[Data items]
┌──

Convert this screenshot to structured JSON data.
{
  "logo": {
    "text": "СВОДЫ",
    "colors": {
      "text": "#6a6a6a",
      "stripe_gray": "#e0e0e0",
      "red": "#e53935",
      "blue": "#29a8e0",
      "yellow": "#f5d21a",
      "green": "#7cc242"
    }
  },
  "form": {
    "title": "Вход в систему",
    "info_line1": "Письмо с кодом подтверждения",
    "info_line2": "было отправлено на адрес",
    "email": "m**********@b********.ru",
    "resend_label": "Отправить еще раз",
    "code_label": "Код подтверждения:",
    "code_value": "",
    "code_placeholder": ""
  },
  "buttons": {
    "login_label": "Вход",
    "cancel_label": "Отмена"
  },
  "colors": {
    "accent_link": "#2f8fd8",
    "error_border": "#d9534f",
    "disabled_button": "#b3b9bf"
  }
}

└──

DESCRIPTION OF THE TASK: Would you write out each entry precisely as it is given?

ANSWER TO THE PROBLEM:
Convert this screenshot to structured JSON data.
{
  "logo": {
    "text": "СВОДЫ",
    "colors": {
      "text": "#6a6a6a",
      "stripe_gray": "#e0e0e0",
      "red": "#e53935",
      "blue": "#29a8e0",
      "yellow": "#f5d21a",
      "green": "#7cc242"
    }
  },
  "form": {
    "title": "Вход в систему",
    "info_line1": "Письмо с кодом подтверждения",
    "info_line2": "было отправлено на адрес",
    "email": "m**********@b********.ru",
    "resend_label": "Отправить еще раз",
    "code_label": "Код подтверждения:",
    "code_value": "",
    "code_placeholder": ""
  },
  "buttons": {
    "login_label": "Вход",
    "cancel_label": "Отмена"
  },
  "colors": {
    "accent_link": "#2f8fd8",
    "error_border": "#d9534f",
    "disabled_button": "#b3b9bf"
  }
}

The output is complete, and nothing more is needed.